MINNEAPOLIS (AP) — A federal judge ruled Friday that part of a Minnesota law designed to promote the use of renewable energy is unconstitutional because it attempts to control business that takes place outside state borders — and she barred Minnesota officials from enforcing it.
The ruling was a victory for North Dakota officials and representatives of that state's coal industry, who sued Minnesota in 2011, claiming that the law unfairly blocked them from exporting electricity into its neighbor. Minnesota Gov. Mark Dayton said he strongly disagreed with the decision and the state will appeal.
"I will defend the state of Minnesota's right to protect the quality of the air our citizens breathe," Dayton said in a statement.
In a 48-page ruling, U.S. District Judge Susan Richard Nelson said part of Minnesota's Next Generation Energy Act of 2007 violates federal law by attempting to regulate interstate commerce.
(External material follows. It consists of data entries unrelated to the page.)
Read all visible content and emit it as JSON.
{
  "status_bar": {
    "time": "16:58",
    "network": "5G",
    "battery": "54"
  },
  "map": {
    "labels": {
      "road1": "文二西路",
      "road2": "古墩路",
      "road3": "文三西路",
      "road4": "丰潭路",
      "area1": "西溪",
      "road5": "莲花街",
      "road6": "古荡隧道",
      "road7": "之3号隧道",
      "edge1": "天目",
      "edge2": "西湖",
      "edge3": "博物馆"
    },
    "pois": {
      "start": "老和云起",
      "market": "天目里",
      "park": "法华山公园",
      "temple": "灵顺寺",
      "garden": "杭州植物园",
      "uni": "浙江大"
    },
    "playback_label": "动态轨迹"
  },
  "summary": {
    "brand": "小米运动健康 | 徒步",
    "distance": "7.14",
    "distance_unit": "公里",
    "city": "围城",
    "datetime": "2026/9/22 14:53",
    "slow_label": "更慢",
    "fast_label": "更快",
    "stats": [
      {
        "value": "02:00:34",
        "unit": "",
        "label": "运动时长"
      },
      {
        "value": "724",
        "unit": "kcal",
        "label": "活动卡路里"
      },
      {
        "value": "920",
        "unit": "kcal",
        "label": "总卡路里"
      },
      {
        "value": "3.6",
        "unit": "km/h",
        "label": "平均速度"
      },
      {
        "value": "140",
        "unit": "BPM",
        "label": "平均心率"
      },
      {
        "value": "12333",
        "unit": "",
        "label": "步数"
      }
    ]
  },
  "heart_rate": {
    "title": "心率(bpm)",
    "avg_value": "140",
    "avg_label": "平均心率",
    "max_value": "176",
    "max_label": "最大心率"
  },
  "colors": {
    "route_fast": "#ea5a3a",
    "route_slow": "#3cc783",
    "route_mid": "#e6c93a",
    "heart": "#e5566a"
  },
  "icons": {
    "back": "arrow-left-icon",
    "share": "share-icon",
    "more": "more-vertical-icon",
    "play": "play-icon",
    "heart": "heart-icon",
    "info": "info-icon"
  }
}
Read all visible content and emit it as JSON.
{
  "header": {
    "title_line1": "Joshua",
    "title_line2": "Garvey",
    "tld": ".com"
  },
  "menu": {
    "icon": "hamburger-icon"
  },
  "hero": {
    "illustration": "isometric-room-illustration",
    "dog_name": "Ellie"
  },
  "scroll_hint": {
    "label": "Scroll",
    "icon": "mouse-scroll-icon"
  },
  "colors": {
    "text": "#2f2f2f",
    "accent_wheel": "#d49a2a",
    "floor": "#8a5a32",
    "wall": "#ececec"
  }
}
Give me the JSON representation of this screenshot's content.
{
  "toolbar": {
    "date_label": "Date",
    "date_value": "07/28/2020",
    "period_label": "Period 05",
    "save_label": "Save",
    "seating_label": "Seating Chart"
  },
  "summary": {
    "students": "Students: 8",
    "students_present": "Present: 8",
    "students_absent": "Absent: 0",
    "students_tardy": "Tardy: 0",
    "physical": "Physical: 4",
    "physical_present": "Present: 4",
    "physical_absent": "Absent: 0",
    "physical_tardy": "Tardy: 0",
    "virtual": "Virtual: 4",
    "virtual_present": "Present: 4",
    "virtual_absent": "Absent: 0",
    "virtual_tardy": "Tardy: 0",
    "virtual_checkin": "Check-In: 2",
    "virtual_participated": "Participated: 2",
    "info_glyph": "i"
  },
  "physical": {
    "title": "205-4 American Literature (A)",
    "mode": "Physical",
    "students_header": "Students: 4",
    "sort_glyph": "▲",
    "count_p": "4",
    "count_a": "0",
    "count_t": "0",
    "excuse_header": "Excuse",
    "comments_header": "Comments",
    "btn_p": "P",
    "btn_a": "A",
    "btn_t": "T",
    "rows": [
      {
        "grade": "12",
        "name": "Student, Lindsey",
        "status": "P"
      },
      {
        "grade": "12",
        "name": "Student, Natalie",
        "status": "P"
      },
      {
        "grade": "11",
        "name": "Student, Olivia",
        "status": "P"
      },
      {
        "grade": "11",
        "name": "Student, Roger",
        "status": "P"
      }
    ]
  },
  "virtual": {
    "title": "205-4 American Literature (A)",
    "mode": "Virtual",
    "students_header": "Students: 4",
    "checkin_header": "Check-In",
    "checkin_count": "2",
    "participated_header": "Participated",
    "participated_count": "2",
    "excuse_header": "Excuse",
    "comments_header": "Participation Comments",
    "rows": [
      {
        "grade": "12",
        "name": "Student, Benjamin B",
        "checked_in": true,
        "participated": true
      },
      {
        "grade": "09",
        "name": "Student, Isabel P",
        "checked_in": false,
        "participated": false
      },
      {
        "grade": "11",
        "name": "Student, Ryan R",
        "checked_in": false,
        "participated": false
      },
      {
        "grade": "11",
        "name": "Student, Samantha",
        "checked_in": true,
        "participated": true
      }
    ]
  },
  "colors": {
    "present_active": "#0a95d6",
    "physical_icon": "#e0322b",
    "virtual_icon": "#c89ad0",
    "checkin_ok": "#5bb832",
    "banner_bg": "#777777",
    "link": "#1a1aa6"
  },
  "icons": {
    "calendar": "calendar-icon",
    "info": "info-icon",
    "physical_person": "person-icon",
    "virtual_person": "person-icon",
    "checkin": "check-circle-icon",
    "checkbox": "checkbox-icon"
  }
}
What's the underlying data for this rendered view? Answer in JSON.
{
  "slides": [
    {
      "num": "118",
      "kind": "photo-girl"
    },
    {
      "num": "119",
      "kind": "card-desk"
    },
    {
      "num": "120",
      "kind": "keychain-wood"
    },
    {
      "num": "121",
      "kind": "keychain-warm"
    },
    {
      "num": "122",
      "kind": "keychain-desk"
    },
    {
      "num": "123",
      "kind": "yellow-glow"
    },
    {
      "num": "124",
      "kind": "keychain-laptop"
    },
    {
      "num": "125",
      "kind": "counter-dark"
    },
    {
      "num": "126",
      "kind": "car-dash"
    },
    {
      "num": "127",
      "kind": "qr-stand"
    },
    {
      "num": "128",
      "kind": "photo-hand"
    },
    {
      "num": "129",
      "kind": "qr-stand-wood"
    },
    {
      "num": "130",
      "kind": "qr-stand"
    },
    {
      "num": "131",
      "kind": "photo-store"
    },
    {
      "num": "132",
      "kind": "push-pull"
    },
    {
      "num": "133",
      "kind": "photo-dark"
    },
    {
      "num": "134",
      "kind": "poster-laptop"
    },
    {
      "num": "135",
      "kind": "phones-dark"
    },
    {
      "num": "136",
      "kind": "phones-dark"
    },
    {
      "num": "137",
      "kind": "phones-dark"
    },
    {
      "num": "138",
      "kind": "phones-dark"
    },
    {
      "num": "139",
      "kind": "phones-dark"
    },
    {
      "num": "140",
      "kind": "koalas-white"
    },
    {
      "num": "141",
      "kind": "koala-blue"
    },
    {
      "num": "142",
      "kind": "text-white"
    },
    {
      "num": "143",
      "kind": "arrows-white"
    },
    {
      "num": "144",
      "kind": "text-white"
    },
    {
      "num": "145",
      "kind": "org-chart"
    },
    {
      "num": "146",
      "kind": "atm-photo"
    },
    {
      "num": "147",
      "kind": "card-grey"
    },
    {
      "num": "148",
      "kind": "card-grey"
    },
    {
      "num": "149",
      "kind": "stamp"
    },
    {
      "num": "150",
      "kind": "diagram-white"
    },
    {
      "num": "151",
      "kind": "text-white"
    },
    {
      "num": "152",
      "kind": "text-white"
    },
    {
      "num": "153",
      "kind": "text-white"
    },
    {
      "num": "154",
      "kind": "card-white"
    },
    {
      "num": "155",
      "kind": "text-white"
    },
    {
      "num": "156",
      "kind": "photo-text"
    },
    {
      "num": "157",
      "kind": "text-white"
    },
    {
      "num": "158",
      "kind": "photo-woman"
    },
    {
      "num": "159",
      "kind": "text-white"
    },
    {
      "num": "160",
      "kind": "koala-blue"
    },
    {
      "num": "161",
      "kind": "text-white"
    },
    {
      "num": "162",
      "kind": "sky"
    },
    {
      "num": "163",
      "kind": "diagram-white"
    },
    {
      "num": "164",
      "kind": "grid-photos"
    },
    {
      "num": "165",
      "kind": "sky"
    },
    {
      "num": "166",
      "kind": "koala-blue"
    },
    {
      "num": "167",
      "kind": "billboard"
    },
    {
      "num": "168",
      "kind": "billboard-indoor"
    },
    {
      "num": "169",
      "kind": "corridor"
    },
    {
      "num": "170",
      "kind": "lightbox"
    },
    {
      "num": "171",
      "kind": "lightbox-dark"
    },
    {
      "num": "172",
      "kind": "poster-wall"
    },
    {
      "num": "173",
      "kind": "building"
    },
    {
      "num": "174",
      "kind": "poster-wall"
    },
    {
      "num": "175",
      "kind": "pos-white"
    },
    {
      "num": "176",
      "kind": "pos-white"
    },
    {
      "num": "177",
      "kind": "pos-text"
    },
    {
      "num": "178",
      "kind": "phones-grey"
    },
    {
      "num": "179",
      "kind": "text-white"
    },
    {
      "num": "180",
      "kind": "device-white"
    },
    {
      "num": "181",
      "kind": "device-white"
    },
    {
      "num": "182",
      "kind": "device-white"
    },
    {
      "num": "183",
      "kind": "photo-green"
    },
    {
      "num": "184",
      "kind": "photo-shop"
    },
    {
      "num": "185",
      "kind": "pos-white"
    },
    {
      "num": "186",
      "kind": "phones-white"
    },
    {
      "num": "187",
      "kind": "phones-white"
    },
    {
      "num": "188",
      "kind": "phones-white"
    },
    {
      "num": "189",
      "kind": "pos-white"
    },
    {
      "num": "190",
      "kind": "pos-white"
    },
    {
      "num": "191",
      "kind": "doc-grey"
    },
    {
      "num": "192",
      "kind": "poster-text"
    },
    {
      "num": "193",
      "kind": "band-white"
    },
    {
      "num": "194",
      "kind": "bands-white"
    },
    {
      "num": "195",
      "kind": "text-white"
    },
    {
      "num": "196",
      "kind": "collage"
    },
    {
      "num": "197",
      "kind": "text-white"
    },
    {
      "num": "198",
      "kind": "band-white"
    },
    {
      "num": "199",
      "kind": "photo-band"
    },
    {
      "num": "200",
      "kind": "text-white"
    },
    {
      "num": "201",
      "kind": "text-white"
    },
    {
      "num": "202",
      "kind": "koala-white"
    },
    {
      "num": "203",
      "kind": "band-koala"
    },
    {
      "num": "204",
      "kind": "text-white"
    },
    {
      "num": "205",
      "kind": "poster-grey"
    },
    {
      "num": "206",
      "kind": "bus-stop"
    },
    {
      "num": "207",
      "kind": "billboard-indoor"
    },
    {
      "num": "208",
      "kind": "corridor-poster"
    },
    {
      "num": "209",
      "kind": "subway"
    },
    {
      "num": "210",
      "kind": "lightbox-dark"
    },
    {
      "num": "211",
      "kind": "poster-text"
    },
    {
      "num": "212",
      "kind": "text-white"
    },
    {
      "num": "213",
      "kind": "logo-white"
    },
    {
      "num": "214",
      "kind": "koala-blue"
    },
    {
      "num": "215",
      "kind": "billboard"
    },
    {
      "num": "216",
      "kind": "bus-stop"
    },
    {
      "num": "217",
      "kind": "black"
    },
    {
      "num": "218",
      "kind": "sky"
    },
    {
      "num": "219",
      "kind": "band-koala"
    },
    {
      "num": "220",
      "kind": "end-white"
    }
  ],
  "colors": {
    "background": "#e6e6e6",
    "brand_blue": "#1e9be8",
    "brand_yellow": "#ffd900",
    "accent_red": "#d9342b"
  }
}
Among other things, she found the law improperly requires non-Minnesota companies to seek approval from Minnesota authorities in order to do business in other states. She said because of that, the statute overreaches and if other states enacted similar laws, "it could lead to balkanization."